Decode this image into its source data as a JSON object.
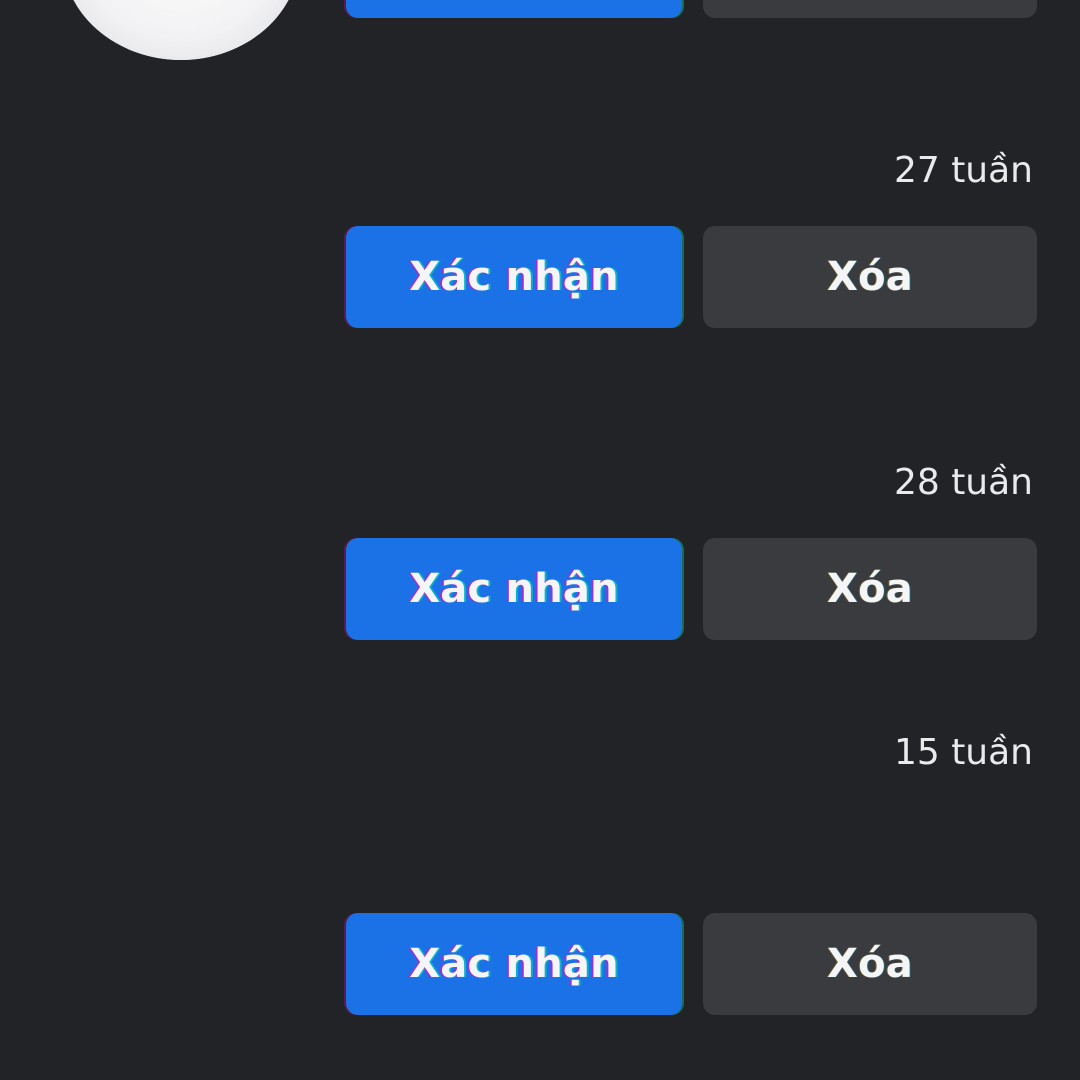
{
  "requests": [
    {
      "time": "",
      "confirm_label": "",
      "delete_label": ""
    },
    {
      "time": "27 tuần",
      "confirm_label": "Xác nhận",
      "delete_label": "Xóa"
    },
    {
      "time": "28 tuần",
      "confirm_label": "Xác nhận",
      "delete_label": "Xóa"
    },
    {
      "time": "15 tuần",
      "confirm_label": "Xác nhận",
      "delete_label": "Xóa"
    }
  ],
  "colors": {
    "background": "#222326",
    "confirm_button": "#1a72e6",
    "delete_button": "#3a3b3f",
    "text": "#f4f5f7"
  }
}
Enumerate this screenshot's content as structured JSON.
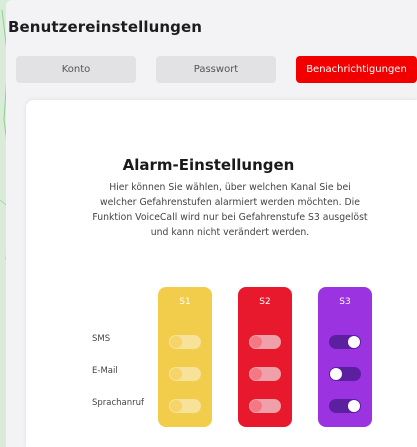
{
  "page": {
    "title": "Benutzereinstellungen"
  },
  "tabs": [
    {
      "label": "Konto",
      "active": false
    },
    {
      "label": "Passwort",
      "active": false
    },
    {
      "label": "Benachrichtigungen",
      "active": true
    }
  ],
  "alarm": {
    "title": "Alarm-Einstellungen",
    "description": "Hier können Sie wählen, über welchen Kanal Sie bei welcher Gefahrenstufen alarmiert werden möchten. Die Funktion VoiceCall wird nur bei Gefahrenstufe S3 ausgelöst und kann nicht verändert werden.",
    "rows": [
      "SMS",
      "E-Mail",
      "Sprachanruf"
    ],
    "levels": [
      {
        "label": "S1",
        "color": "#f2cd4b",
        "track": "#f8e29a",
        "knob": "#f5d46a",
        "toggles": [
          false,
          false,
          false
        ]
      },
      {
        "label": "S2",
        "color": "#e8192c",
        "track": "#f0a0a8",
        "knob": "#f37883",
        "toggles": [
          false,
          false,
          false
        ]
      },
      {
        "label": "S3",
        "color": "#9b33e0",
        "track": "#5b1fa0",
        "knob": "#ffffff",
        "toggles": [
          true,
          false,
          true
        ]
      }
    ]
  },
  "colors": {
    "accent": "#f20000"
  }
}
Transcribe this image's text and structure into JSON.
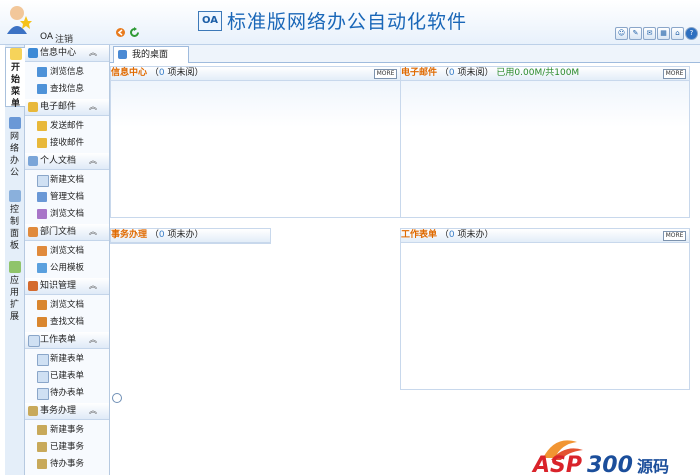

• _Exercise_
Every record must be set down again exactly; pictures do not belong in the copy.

• _Solution to the problem_
Decode this image into its source data as a JSON object.
{
  "requests": [
    {
      "time": "",
      "confirm_label": "",
      "delete_label": ""
    },
    {
      "time": "27 tuần",
      "confirm_label": "Xác nhận",
      "delete_label": "Xóa"
    },
    {
      "time": "28 tuần",
      "confirm_label": "Xác nhận",
      "delete_label": "Xóa"
    },
    {
      "time": "15 tuần",
      "confirm_label": "Xác nhận",
      "delete_label": "Xóa"
    }
  ],
  "colors": {
    "background": "#222326",
    "confirm_button": "#1a72e6",
    "delete_button": "#3a3b3f",
    "text": "#f4f5f7"
  }
}
Enumerate this screenshot's content as structured JSON.
{
  "page": {
    "title": "Benutzereinstellungen"
  },
  "tabs": [
    {
      "label": "Konto",
      "active": false
    },
    {
      "label": "Passwort",
      "active": false
    },
    {
      "label": "Benachrichtigungen",
      "active": true
    }
  ],
  "alarm": {
    "title": "Alarm-Einstellungen",
    "description": "Hier können Sie wählen, über welchen Kanal Sie bei welcher Gefahrenstufen alarmiert werden möchten. Die Funktion VoiceCall wird nur bei Gefahrenstufe S3 ausgelöst und kann nicht verändert werden.",
    "rows": [
      "SMS",
      "E-Mail",
      "Sprachanruf"
    ],
    "levels": [
      {
        "label": "S1",
        "color": "#f2cd4b",
        "track": "#f8e29a",
        "knob": "#f5d46a",
        "toggles": [
          false,
          false,
          false
        ]
      },
      {
        "label": "S2",
        "color": "#e8192c",
        "track": "#f0a0a8",
        "knob": "#f37883",
        "toggles": [
          false,
          false,
          false
        ]
      },
      {
        "label": "S3",
        "color": "#9b33e0",
        "track": "#5b1fa0",
        "knob": "#ffffff",
        "toggles": [
          true,
          false,
          true
        ]
      }
    ]
  },
  "colors": {
    "accent": "#f20000"
  }
}
Transcribe this image's text and structure into JSON.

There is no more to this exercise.